Friday, May 16, 2008

Eat less food: save money, be healthier, and feel just as satisfied (or more so!)

Do you think your portion sizes at mealtimes are just the right size for you and if you ate any less you'd be hungry and unsatisfied? Are you sure? There's some stunning research out there showing that how much we eat is strongly impacted by external factors, and it suggests that by tweaking some of our practices we could eat less without feeling like we're missing out, which could result in some major benefits-- for our wallets, for our health, and for the planet.

It shouldn't be surprising to suggest that we could be eating less, considering that today's Americans eat more food in larger portions than we did just a couple of decades ago, and more than people in many other countries (like France) currently do.  If those amounts work perfectly well for others, they should work for us. So why don't we just eat less? The answer appears to be connected to the size of the portions we're presented/serve ourselves, and the pace at which we eat our food.
The size of the portions we eat both at home and in fast-food restaurants has been growing and (unsurprisingly) the amount that we think of as the typical or appropriate portion has grown along with it.  That would be fine if we typically just stopped eating when we're full-- but the evidence strongly suggests that we don't.  (This seems to change in early childhood; in one study, three-year-olds ate the same amount regardless of portion size, but five-year-olds ate more when presented with more food.)  From drinking more soup from a bowl that secretly refills itself, to eating more (stale!) popcorn from a giant tub than a smaller onethe basic human decision about how much food we should put in our body is apparently highly dependent on external cues.  (For Americans especially: a recent survey found that Parisians say they stop eating when they feel full, while Chicagoans typically say they stop based on when their plate is empty, others at the table stop eating, their TV show is over, or other external factors.)
And yet, those who eat more due to external cues are often exactly as satisfied and full as those who eat less.  Those bottomless-bowl eaters, who on average ate 73% more soup than those with regular bowls, didn't end up feeling more sated than their lighter-eating counterparts.  Neither was there a difference in reported fullness between subjects in another study who ate more macaroni and cheese when more was presented to them, or those in yet another study where subjects ate more from a 12-inch than an 8-inch sub sandwich.  
Obviously there's a tipping point-- at some point, eating too little will leave you hungry-- but the question is, where on the spectrum are you?  Are you sure that you're eating the smallest amounts that are right for you, or are you responding to external cues and then falsely assuming that because you feel full (and not over-full) you must have picked the right amount? 
Why not try altering the external cues to see what'll happen?  Serve yourself smaller portions from smaller serving dishes onto smaller plates or bowls.  Leave the evidence of what you've eaten-- the chicken bones or candy wrappers or peanut shells-- in front of you rather than out of sight; and keep the serving container out of sight and out of reach so you have to work to get it.  Make unit bias work for you by pre-defining your own portions-- divide up your food into individual baggies or tupperware so that you're more likely to later conclude that the portion you see is the amount that's just right for you.
And you can work on shifting from external to internal cues, too, by trying to eat slowly and pay attention to your own sense of fullness.  In one study, participants who were served a giant plate of spaghetti were asked to either eat quickly or slowly, and to eat until they felt comfortably full.  The slow eaters ended up eating less, yet they were actually more satisfied and less hungry-- both immediately after eating and an hour later-- than the quick eaters who ate more food!
So try this:  start serving yourself smaller portions. Eat slowly and savor your food.  Give yourself plenty of time to register how full you are (about 20 minutes is the typical estimate.)  And if you're still hungry after all that, you can always go back for more.  But instead, you may find the quantity of food you eat diminishes... and as a result, you're probably saving money, improving your health, and easing your impact on the environment.
Have you tried to eat smaller portions, eat more slowly, or used other methods to eat less and still be satisfied?  How'd it go?  Do you know of any other tips and tricks to try along these lines? 

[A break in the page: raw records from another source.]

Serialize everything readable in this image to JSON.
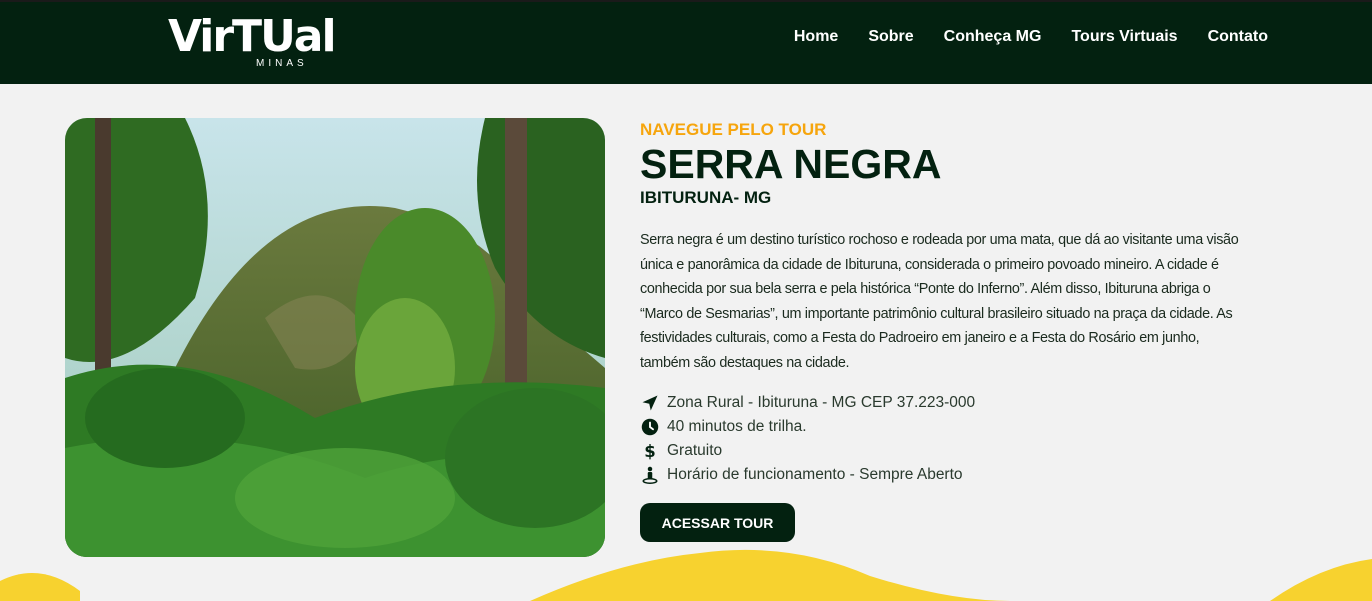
{
  "header": {
    "logo": {
      "main": "VirTUal",
      "sub": "MINAS"
    },
    "nav": [
      {
        "label": "Home"
      },
      {
        "label": "Sobre"
      },
      {
        "label": "Conheça MG"
      },
      {
        "label": "Tours Virtuais"
      },
      {
        "label": "Contato"
      }
    ]
  },
  "hero": {
    "image_alt": "forest-mountain-photo"
  },
  "content": {
    "eyebrow": "NAVEGUE PELO TOUR",
    "title": "SERRA NEGRA",
    "subtitle": "IBITURUNA- MG",
    "description": "Serra negra é um destino turístico rochoso e rodeada por uma mata, que dá ao visitante uma visão única e panorâmica da cidade de Ibituruna, considerada o primeiro povoado mineiro.  A cidade é conhecida por sua bela serra e pela histórica “Ponte do Inferno”. Além disso, Ibituruna abriga o “Marco de Sesmarias”, um importante patrimônio cultural brasileiro situado na praça da cidade. As festividades culturais, como a Festa do Padroeiro em janeiro e a Festa do Rosário em junho, também são destaques na cidade.",
    "info": [
      {
        "icon": "location-arrow-icon",
        "text": "Zona Rural - Ibituruna - MG CEP 37.223-000"
      },
      {
        "icon": "clock-icon",
        "text": "40 minutos de trilha."
      },
      {
        "icon": "dollar-icon",
        "text": "Gratuito"
      },
      {
        "icon": "person-pin-icon",
        "text": "Horário de funcionamento - Sempre Aberto"
      }
    ],
    "cta_label": "ACESSAR TOUR"
  },
  "colors": {
    "dark_green": "#032110",
    "accent_yellow": "#f6a50d",
    "wave_yellow": "#f7d22f",
    "background": "#f2f2f2"
  }
}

Shawnna said...

i eat less by always eating with chopsticks. forks and spoons are for shoveling, not enjoying food.

Anonymous said...

One trick I tried was to cook the normal amount of food but to serve it onto two plates and put one in the fridge. Eat slowly and then by the time you have finished the plate in the fridge will be cold and so you are less likely to go back for more. I found that it did work but I took to cooking less and so I didn't have to have the same food two days in a row.